TASK ITEM. Extract each line holding the word "Edit" from the entries.

AVAILABLE RECORDS.

---

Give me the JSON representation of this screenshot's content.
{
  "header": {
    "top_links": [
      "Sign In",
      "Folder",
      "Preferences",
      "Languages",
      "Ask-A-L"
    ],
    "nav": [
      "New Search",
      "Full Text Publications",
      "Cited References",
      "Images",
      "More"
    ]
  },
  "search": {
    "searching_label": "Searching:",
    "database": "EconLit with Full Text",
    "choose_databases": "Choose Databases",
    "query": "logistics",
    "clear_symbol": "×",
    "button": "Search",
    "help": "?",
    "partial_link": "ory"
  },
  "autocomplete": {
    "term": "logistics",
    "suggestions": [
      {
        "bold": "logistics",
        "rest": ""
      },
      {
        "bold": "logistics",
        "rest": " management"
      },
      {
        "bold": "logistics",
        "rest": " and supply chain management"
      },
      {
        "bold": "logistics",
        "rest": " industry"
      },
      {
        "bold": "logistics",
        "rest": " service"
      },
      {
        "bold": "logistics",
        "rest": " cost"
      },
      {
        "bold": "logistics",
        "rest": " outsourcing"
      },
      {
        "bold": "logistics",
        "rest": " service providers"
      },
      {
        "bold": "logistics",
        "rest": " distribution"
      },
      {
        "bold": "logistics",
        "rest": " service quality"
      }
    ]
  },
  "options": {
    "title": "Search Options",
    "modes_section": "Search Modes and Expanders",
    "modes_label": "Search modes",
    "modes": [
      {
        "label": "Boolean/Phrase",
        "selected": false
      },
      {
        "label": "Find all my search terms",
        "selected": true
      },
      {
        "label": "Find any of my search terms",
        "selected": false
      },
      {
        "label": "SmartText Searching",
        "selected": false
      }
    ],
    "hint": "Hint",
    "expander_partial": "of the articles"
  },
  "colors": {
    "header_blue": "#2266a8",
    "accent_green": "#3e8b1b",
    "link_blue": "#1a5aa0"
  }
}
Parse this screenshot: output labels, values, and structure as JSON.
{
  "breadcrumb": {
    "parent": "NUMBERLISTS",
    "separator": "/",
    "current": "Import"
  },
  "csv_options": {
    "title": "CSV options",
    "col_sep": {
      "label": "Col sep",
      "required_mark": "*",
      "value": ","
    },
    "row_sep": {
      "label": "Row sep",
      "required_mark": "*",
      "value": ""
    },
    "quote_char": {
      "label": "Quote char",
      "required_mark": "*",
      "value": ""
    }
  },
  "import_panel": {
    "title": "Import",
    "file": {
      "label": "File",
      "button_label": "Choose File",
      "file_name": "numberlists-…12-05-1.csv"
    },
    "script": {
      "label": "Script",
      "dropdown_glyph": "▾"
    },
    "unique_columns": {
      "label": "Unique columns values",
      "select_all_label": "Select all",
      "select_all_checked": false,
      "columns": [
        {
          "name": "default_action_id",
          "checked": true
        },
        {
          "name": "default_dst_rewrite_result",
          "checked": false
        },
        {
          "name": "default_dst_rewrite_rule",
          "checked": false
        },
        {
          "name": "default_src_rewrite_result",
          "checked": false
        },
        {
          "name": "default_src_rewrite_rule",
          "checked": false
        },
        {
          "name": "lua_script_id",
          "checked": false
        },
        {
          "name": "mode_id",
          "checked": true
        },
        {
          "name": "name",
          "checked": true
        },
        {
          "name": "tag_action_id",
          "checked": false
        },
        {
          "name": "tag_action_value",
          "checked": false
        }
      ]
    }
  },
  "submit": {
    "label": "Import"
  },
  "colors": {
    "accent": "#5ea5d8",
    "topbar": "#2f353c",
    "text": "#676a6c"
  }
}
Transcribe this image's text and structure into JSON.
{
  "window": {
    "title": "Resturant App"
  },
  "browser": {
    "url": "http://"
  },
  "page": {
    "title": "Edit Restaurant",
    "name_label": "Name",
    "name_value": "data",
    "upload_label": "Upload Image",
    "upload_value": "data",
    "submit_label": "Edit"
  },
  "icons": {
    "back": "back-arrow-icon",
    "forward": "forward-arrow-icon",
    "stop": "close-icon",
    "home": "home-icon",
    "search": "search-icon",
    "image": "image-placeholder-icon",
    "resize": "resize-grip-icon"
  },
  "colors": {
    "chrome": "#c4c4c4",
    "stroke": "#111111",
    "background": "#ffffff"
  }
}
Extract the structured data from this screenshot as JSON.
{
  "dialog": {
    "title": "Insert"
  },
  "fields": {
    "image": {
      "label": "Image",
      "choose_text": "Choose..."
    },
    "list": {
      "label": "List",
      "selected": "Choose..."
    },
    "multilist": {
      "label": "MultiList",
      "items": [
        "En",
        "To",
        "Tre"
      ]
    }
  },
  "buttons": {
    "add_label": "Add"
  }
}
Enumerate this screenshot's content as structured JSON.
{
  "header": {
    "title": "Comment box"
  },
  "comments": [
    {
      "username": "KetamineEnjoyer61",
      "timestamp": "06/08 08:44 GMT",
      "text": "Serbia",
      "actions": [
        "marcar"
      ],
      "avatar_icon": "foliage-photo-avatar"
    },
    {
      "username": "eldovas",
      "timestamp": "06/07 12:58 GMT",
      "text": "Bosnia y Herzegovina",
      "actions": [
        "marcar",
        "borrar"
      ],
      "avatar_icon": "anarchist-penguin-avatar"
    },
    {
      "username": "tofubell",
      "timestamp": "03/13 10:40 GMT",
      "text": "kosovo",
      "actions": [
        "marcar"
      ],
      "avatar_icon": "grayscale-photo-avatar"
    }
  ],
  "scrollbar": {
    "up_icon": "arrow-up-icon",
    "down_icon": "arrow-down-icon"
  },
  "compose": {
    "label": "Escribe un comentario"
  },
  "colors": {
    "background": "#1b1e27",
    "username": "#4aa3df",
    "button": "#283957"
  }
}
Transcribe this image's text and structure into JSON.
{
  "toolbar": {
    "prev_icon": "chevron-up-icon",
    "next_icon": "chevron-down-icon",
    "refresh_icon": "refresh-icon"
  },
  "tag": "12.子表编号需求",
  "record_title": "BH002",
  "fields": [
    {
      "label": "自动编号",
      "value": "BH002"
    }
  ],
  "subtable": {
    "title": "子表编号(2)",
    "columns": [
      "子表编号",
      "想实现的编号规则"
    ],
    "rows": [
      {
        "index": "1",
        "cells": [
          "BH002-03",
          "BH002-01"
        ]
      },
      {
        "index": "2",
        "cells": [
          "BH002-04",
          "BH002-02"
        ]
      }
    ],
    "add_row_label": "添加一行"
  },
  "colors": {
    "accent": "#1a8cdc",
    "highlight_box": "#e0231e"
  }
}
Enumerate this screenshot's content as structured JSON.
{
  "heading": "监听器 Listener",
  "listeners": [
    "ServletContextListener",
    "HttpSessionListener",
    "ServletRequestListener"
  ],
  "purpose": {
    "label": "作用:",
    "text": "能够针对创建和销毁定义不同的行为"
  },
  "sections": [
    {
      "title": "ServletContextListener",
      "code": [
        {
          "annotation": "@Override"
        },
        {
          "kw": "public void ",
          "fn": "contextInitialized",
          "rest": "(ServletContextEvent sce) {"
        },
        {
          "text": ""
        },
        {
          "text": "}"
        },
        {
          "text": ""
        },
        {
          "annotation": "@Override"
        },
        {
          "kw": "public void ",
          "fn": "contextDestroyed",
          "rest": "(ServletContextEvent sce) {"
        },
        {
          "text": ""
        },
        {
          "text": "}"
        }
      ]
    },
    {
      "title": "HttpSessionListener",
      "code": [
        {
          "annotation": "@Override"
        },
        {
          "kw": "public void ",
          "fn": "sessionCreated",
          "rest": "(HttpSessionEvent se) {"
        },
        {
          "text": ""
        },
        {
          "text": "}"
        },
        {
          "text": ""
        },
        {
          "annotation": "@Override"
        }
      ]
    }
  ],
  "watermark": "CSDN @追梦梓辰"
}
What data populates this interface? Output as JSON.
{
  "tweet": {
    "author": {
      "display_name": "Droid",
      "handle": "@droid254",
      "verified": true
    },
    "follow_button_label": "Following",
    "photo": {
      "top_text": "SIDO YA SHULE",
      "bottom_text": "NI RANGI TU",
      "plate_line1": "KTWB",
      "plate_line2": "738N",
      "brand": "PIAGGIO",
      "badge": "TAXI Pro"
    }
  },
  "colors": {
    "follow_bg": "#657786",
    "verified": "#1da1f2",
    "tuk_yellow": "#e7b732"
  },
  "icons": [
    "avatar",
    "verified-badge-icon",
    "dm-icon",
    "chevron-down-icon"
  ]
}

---

RESULT FOR THIS TASK.
    "title": "Edit Restaurant",
    "submit_label": "Edit"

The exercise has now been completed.